Looking back a century reveals how much the research landscape has changed – and how unclear the consequences of scientific innovation can be.

The twentieth century began with a revolution in physics. In 1900, Max Planck laid the foundation for quantum theory. This was followed by Albert Einstein’s annus mirabilis: in 1905, he published four groundbreaking papers on the photoelectric effect, Brownian motion, the special theory of relativity, and the mass-energy relationship described by his famous formula, E = mc2. Subsequent decades saw the establishment of the general theory of relativity and the field of quantum mechanics.

Other scientific areas also saw rapid developments. In 1910, U.S. geneticist Thomas Hunt Morgan used the fruit fly Drosophila to show how genes reside on chromosomes – a crucial step on the path to modern genetics. That same year, Marie Curie successfully isolated pure radium (element 88 in the periodic table).

And in 1925, Australian anthropologist Raymond Dart’s description of an Australopithecus africanus skull provided the first evidence that Africa is the cradle of humankind.

Other scientific breakthroughs would shape people’s lives in more practical ways. In 1907, Belgian chemist Leo Baekeland commercialised an invention that he called bakelite – the forerunner of today’s plastics. The material was made up of long, unbreakable chains of hydrocarbon molecules. It didn’t conduct electricity, was mouldable, heat resistant and easy on the eye when dyed.

And in 1909, German chemist Fritz Haber discovered a method for producing ammonia, which he and fellow chemist Carl Bosch commercialised at the German chemical company BASF in 1913. Their process of manufacturing ammonia by fixing nitrogen from the air became the basis of the fertilisers that remain crucial to global food security today.

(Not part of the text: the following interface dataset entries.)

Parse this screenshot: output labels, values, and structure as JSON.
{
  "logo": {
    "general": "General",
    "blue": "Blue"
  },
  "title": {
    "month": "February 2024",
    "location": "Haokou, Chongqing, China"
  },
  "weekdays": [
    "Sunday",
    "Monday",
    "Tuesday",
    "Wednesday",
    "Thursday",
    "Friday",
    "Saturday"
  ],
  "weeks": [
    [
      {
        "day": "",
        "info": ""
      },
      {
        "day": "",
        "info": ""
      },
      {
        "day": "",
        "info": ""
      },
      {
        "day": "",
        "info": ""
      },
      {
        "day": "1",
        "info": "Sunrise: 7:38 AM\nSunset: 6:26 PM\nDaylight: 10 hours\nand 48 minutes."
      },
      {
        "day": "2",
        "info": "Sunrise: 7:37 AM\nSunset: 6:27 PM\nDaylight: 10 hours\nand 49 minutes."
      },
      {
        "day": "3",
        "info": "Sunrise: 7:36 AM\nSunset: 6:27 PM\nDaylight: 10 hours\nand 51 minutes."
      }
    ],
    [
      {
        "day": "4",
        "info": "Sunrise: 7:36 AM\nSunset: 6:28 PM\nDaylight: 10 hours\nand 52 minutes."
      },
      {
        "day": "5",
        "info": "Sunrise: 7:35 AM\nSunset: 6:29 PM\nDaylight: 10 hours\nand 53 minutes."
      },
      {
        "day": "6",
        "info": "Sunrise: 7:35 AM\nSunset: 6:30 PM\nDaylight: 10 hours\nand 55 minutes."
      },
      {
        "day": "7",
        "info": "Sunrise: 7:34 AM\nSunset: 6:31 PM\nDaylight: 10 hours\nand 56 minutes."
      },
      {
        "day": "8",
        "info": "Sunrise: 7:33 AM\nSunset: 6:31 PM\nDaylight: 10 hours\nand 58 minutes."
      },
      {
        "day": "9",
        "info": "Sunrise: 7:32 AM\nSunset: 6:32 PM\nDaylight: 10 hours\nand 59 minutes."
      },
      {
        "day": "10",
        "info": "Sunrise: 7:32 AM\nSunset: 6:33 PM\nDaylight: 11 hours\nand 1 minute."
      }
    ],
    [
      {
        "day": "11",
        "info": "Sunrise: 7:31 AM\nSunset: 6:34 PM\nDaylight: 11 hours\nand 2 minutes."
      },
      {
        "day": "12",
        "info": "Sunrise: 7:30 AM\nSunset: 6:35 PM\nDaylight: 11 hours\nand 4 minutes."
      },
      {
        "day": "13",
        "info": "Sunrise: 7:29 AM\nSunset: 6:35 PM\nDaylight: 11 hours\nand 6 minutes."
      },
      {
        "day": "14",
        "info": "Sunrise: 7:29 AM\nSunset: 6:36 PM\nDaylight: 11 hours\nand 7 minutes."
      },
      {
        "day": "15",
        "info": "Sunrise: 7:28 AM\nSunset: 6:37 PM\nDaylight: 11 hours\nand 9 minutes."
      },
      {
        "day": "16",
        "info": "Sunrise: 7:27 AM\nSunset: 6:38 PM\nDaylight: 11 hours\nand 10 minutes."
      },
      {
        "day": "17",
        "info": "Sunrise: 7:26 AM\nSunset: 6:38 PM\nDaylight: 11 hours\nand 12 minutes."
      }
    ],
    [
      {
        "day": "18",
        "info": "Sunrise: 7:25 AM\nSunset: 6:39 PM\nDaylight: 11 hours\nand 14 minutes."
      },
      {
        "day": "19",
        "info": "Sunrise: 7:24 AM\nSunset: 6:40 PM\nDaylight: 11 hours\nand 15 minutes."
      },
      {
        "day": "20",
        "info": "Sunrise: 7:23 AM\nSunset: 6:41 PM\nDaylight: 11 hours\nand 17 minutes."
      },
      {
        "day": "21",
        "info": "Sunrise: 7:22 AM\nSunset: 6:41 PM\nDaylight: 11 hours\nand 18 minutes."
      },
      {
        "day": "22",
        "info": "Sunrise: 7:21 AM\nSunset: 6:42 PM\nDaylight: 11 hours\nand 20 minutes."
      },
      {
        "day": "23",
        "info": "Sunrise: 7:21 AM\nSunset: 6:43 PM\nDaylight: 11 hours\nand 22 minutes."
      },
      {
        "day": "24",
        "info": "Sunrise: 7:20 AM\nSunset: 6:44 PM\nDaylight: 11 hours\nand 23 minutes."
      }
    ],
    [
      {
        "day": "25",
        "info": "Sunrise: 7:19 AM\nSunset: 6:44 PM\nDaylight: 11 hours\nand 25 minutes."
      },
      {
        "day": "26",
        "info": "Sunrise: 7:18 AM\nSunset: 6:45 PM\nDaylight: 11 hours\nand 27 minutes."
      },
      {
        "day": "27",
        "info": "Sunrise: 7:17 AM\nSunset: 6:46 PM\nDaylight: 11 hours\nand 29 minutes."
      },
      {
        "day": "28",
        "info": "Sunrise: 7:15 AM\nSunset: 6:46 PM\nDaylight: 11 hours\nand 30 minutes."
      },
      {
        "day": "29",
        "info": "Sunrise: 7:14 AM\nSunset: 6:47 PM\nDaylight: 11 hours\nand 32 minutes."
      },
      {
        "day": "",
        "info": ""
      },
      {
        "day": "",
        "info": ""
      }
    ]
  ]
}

The scientific landscape has changed so much that it would be unrecognisable to someone who lived 100 years ago. The scale of science and innovation, performed by large, globally collaborating teams, and how it is funded (predominantly by industries) would be utterly alien to scientists of old. How research is disseminated to scientific peers and to society would be both foreign and familiar; papers are still published but that is only part of how science is now communicated. And researchers bear many new ethical, legal and societal responsibilities.

It’s hard to argue that some of the discoveries of the twenty-first century so far haven’t been disruptive, in the sense of providing new directions for science. Through global collaborations and with the help of multinational funding, scientists produced the first draft sequence of the whole human genome in 2001 and found a way to edit genes efficiently in 2012.

Fundamental physicists discovered the Higgs boson in 2012, nearly 50 years after its prediction. And in 2015, gravitational waves were first detected directly, almost 100 years to the day after general relativity provided a theoretical basis for their existence.

Science and society have changed in other ways too. The past century has taught researchers a lot about the risks of innovations such as plastics and artificial fertilisers. In response, countries have established legally binding agreements through the United Nations to limit the harms of scientific and technological innovations.

Baekeland’s life-changing plastics are now the subject of talks to limit their pollution. The process for producing ammonia is controlled by at least two international conventions. The first intends to limit, or reduce the risks of, greenhouse-gas emissions from the production of this chemical. The second is a treaty to eliminate chemical weapons, an application of Haber’s invention that he supported during the First World War.

Recent developments, such as artificial intelligence (AI) technologies, are yet to be governed by global agreements, but they must be as well. Large language models and generative AI – the biggest disruptive innovations in 2023 – need to be applied so that their potential to do harm does not outweigh their benefits.
Such systems will need to be regulated by globally co-ordinated agreements, as is the case for innovations such as nuclear materials, drugs and vaccines.

It is impossible to predict precisely what impacts this century’s innovations will have 100 years from now. But it is safe to say that the world’s societies, economies and environment will once again have changed, possibly beyond recognition. All the more reason for the international community to continue co-ordinating regulatory responses to new inventions, such as AI technologies – to avoid disruptive innovations that do more harm than good.